In a recently published manuscript, we demonstrated the potential impact of complex and cryptic chromosomal abnormalities in children with early onset neuropsychiatric disorders. In this study, we find that the mainstay of genetic testing for prenatal and pediatric developmental anomalies of unknown etiology, clinical microarray to detect copy number variants (CNVs), is insufficient to detect a large number of genetic lesions that can contribute to disease. In follow-up analyses, we have now discovered that one class of complex rearrangement identified in this study, two duplications flanking a cryptic inversion, and other complex alterations, are remarkably common in the population, present in 12.4% of autism subjects sequenced, yet was never before identified by population based studies such as the 1,000 Genomes Project.
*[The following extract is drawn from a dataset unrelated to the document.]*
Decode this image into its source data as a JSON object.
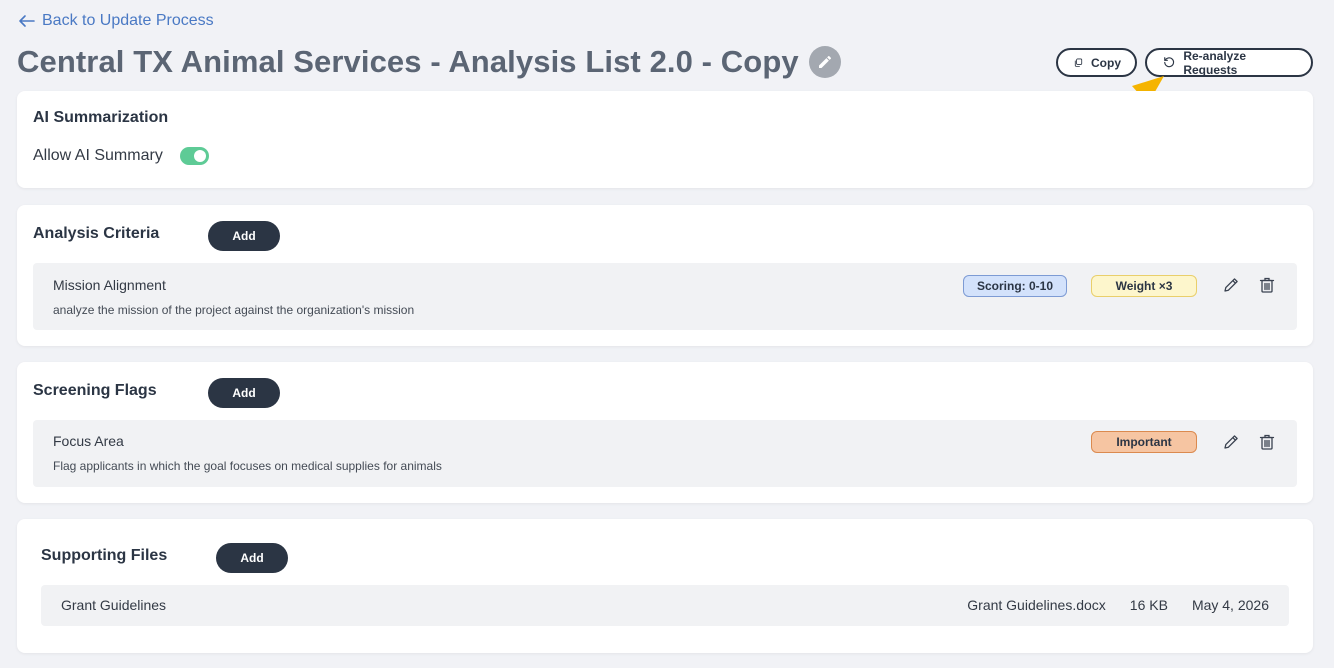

Brand H*, Pillalamarri V*, Collins R, Eggert S, O’Dushlaine C, Braaten EB, Stone M, Chambert K, Doty ND, Hanscom C, Rosenfeld JA, Ditmars H, Blais J, Mills R, Lee C, Gusella JF, McCarroll S, Smoller JW, Talkowski ME*, Doyle AE*. Cryptic and complex chromosomal aberrations in neuropsychiatric disorders. Am J Hum Genet. 2014 Oct 2;95(4):454-61.